Nothing comes easily without a challenge. So is the case with Information and Communication Technology. ICT has brought enormous changes to our life, but many ended up giving a blind eye to the challenges it brought hand in hand. Today e-waste has entered the club of fastest growing waste streams. To the modern society it has became a major challenge to address it in order to achieve the global aim for sustainable development.
e-waste: What does it constitute?
In general, e-waste includes pollutants(such as lead, mercury, plastic, arsenic, …) or toxic waste generated from the electronic and electrical products after the end of the life span.
India is one of the largest importer of waste(50KT ) in addition to its own domestic waste
The cities which contributes more to the economy in India also contribute more to the e-waste generation with Mumbai at the top
Only 10 states make up 70% e-waste in India
According to CPCB estimates the waste generation has exceeded 8LT in 2012 itself
Major electronic device that contributes more is television
It is only 10-15% at the source level(manufacturing)
e-waste contains highly toxic material which is very complex to handle
EWM is mainly done by unorganized sector(80%) whose habitations are close to dump yards and has no safeguards and protection leading to several health issues as these wastes are carcinogenic
Causes rapid rise in environmental degeneration
There are only 20-30 registered recycling or waste processing units under MoEF,GOI and are being underutilized giving greater scope for unorganized sector to fill the gap , for example, Attero recycling unit in Roorkee, UP has a capacity of 36KT per year, but only 600T are being recycled
This sector is the most unregulated sector with very few laws and regulations
What can be done…
In any sector in order to reduce risks involvement of stakeholders is very important
A shift from linear model to circular economy model is required which emphasizes on reuse and recycling
Incentivizing industries through tax rebates for recycling the waste generated
Stricter implementation of existing laws such as e-waste (management and handling) rules,2011 and enacting new laws
Greater emphasis on polluter pays principle must be laid
Segregation of waste at all levels of collection, treatment, disposal is necessary
Encouragement must be provided to organized sector and PPP models to process e- waste (MAIT+EU initiative to link formal and informal recyclers)
Governament’s assistance for Treatment, Storage and Disposal Facilities(TSDFs)

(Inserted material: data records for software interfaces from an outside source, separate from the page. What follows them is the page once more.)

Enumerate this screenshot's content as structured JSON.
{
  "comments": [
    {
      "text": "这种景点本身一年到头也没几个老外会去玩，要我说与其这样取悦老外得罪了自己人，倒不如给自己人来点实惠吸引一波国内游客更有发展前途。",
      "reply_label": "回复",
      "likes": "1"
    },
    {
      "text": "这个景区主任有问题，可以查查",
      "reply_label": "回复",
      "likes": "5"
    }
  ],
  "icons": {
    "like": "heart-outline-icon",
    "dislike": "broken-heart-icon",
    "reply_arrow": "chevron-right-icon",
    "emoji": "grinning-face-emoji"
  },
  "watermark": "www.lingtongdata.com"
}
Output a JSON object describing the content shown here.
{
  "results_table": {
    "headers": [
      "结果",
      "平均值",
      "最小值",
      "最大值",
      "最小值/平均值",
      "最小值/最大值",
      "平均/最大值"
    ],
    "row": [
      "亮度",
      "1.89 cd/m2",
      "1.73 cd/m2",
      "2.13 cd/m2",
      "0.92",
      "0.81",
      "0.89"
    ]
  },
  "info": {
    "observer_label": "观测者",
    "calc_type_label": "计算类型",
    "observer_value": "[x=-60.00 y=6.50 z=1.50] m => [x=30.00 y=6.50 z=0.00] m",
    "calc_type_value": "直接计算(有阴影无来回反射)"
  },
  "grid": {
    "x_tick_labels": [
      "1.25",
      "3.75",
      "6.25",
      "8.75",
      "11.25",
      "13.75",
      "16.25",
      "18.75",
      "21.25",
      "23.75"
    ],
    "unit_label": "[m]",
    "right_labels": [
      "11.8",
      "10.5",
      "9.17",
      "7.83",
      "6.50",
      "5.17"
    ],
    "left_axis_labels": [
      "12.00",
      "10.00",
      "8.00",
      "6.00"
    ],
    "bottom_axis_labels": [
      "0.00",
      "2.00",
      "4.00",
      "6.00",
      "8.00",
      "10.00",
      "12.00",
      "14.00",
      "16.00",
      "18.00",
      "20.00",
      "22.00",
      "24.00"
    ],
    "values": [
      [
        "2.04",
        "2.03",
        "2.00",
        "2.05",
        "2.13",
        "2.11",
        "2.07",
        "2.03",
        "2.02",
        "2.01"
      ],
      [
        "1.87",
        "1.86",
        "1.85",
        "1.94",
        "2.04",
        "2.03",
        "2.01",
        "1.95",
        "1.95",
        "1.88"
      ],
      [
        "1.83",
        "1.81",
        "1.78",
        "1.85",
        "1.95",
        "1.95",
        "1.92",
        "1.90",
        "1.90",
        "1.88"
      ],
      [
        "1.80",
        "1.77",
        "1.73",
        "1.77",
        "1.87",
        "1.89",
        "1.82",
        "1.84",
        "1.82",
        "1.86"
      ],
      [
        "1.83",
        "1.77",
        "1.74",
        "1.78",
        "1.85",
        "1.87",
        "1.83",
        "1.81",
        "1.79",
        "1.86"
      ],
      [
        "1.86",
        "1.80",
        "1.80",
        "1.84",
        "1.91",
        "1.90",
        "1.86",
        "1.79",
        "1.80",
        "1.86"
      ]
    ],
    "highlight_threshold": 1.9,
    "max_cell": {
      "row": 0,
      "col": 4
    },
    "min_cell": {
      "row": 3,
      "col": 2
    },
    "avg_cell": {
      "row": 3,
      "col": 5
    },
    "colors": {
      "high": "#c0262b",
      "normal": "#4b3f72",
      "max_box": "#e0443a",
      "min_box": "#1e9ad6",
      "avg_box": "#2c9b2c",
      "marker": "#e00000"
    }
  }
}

In countries like India which have a huge population with growing consumption base it is very significant to address the issue of e-waste immediately, as predicted by various institutions. Processing of e-waste can be encouraged as it is economically viable business model and Indian government can make it through Start Up India initiatives which encourages new ideas.